Other than occasionally spectacular receiver Michael Floyd, Johnson made about as much of a dent as any member of Notre Dame's touted "Wake Up the Echoes" class of '08 with three nondescript starts in the regular season. The arrow is pointing up, though, after the finale: Johnson had one sacks along with a season-high five tackles off the bench against USC, earning his fourth start in the Hawaii Bowl, where he had two sacks and tightened his grip on the position.
Defensive End: Sam Acho • Texas
While the Longhorns were waiting for more hyped recruits Eddie Jones, Lamarr Houston and Russell Carter to round into form, Acho quietly worked his way onto the field immediately in 2007, notched three sacks last year off the bench and slides into a starting role this fall at a position that's produced four draft picks (Brian Orakpo, Tim Crowder, Brian Robison and Cory Redding) in the last seven years.
Defensive End: Pep Levingston • LSU
There's a great defensive end factory in Baton Rouge, too: The Tigers have put at least one edge rusher in the draft six of the last eight years. Levingston -- like Acho, a relatively so-so recruit who's beaten out more star-studded guys for playing time off the bench the last two years -- ascends to Tyson Jackson's vacated position, a source of much disappointment during last year's overall defensive implosion.
Linebacker: Chris Galippo • Southern Cal
Obviously: Conventional wisdom says the only reason Galippo, Rivals' No. 1 OLB recruit in 2007, isn't a star already is that he spent the last two years sitting behind four draft picks -- whom SC may not miss all that much, actually.
Linebacker: Akeem Ayers • UCLA
Ayers emerged from a redshirt year in 2007 at least 25 pounds heavier and, even off the bench in nine of 12 games, as one of LA's best pass rushers -- he finished third on the team in sacks (four) and fourth in tackles for loss (five), partly an example of the Bruins' general mediocrity on defense but still good for honorable mention All-Pac-10 despite starting all of two conference games.
Linebacker: Etienne Sabino • Ohio State
Three linebackers under Jim Tressel -- Matt Wilhelm, A.J. Hawk, James Laurinaitis -- left as All-Americans and Butkus Award finalists. Sabino comes with more hype than any of them. The main obstacle preventing Galippo's successor at the top of the '08 linebacker crop from the same heights as his predecessors in the middle may be the pesky line of succession: Fifth-year senior Austin Spitler remains at the front of the queue.
Cornerback: Aaron Williams • Texas

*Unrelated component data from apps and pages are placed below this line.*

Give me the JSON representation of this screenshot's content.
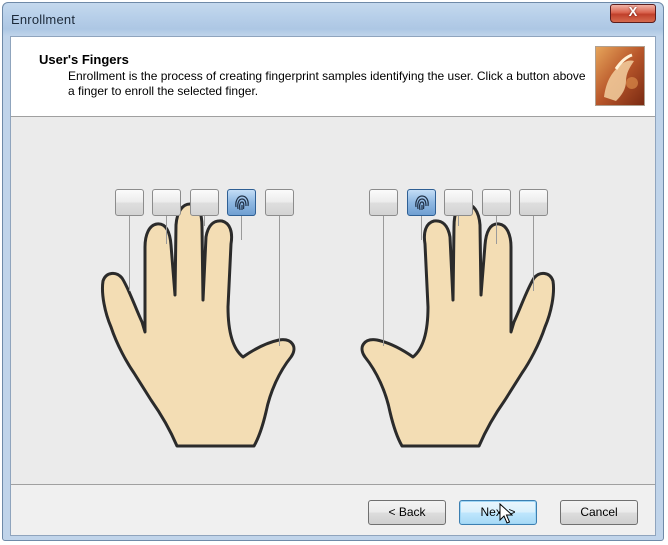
{
  "window": {
    "title": "Enrollment",
    "close_label": "X"
  },
  "header": {
    "title": "User's Fingers",
    "description": "Enrollment is the process of creating fingerprint samples identifying the user. Click a button above a finger to enroll the selected finger."
  },
  "hands": {
    "left": {
      "fingers": [
        {
          "finger": "little",
          "enrolled": false
        },
        {
          "finger": "ring",
          "enrolled": false
        },
        {
          "finger": "middle",
          "enrolled": false
        },
        {
          "finger": "index",
          "enrolled": true
        },
        {
          "finger": "thumb",
          "enrolled": false
        }
      ]
    },
    "right": {
      "fingers": [
        {
          "finger": "thumb",
          "enrolled": false
        },
        {
          "finger": "index",
          "enrolled": true
        },
        {
          "finger": "middle",
          "enrolled": false
        },
        {
          "finger": "ring",
          "enrolled": false
        },
        {
          "finger": "little",
          "enrolled": false
        }
      ]
    }
  },
  "buttons": {
    "back": "< Back",
    "next": "Next >",
    "cancel": "Cancel"
  },
  "colors": {
    "skin": "#f3ddb4",
    "skin_outline": "#2b2b2b",
    "enrolled_button": "#8fb8e2",
    "close_button": "#c84a35"
  },
  "icons": [
    "fingerprint-icon",
    "close-icon",
    "mouse-cursor-icon"
  ]
}
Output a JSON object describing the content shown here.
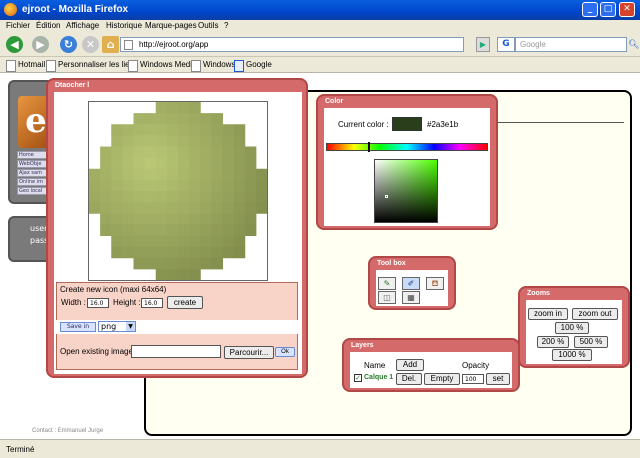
{
  "window": {
    "title": "ejroot - Mozilla Firefox"
  },
  "menu": {
    "items": [
      "Fichier",
      "Édition",
      "Affichage",
      "Historique",
      "Marque-pages",
      "Outils",
      "?"
    ]
  },
  "nav": {
    "url": "http://ejroot.org/app",
    "search_placeholder": "Google"
  },
  "bookmarks": {
    "items": [
      "Hotmail",
      "Personnaliser les liens",
      "Windows Media",
      "Windows",
      "Google"
    ]
  },
  "background": {
    "logo_letter": "e",
    "links": [
      "Home",
      "WebObje",
      "Ajax sam",
      "Online im",
      "Geo local"
    ],
    "login_lines": [
      "user",
      "pass"
    ],
    "contact": "Contact : Emmanuel Jurge"
  },
  "editor": {
    "title": "Dtaocher l",
    "create_title": "Create new icon (maxi 64x64)",
    "width_label": "Width :",
    "width_value": "16.0",
    "height_label": "Height :",
    "height_value": "16.0",
    "create_button": "create",
    "save_button": "Save in",
    "format_value": "png",
    "open_label": "Open existing image",
    "browse_button": "Parcourir...",
    "ok_button": "Ok"
  },
  "color": {
    "title": "Color",
    "current_label": "Current color :",
    "current_hex": "#2a3e1b",
    "swatch_color": "#2a3e1b"
  },
  "toolbox": {
    "title": "Tool box"
  },
  "zooms": {
    "title": "Zooms",
    "zoom_in": "zoom in",
    "zoom_out": "zoom out",
    "z100": "100 %",
    "z200": "200 %",
    "z500": "500 %",
    "z1000": "1000 %"
  },
  "layers": {
    "title": "Layers",
    "name_header": "Name",
    "add_button": "Add",
    "opacity_header": "Opacity",
    "layer_name": "Calque 1",
    "del_button": "Del.",
    "empty_button": "Empty",
    "opacity_value": "100",
    "set_button": "set"
  },
  "status": {
    "text": "Terminé"
  }
}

Williams was mostly restricted to nickel and dime (it is the Big 12) roles as a true freshman, a reasonable destination for him again considering Texas returns two of its three front line corners, Chykie Brown and Deon Beasley, and another reserve, Curtis Brown, who played more than Williams in '08. But Williams apparently lived up to his outsized recruiting hype in the spring, exiting with an inside track on deposing Beasley as a regular starter.
Cornerback: Boubacar Cissoko • Michigan
Mssr. Cissoko's lone start as a true freshman did not go well. But that was also the game the Wolverines went with a 3-3-5 experiment that left little bluebirds circling even the veterans' heads. Otherwise, Cissoko flashed the promised athleticism on kick returns and moves into four-year starter Morgan Trent's position with high hopes intact.
Safety: Vaughn Telemaque • Miami
The L.A. import was so good last summer before going down with a shoulder injury that Randy Shannon was still lamenting the loss and comparing Telemaque to Ed Reed after the bowl game. He apparently supplanted returning starter JoJo Nicholas in the spring and left at least one of his classmates feeling expendable.
Safety: Robby Green • Alabama
He's not likely to stand out on this defense -- there are nine starters back, all of them plausible All-SEC candidates -- but Green came to 'Bama with offers from Florida, USC, Michigan, et al, was good enough to avoid a redshirt as a true freshman and fended off more hyped classmate Mark Barron in the spring for Rashad Johnson's spot at free safety despite spending his rookie year at cornerback. Just fitting in with this group is endorsement enough.
Even though everybody's doing it, there will be no special teams, traditionally the province of the next next big thing on the way up. But I'll be keeping my eyes open.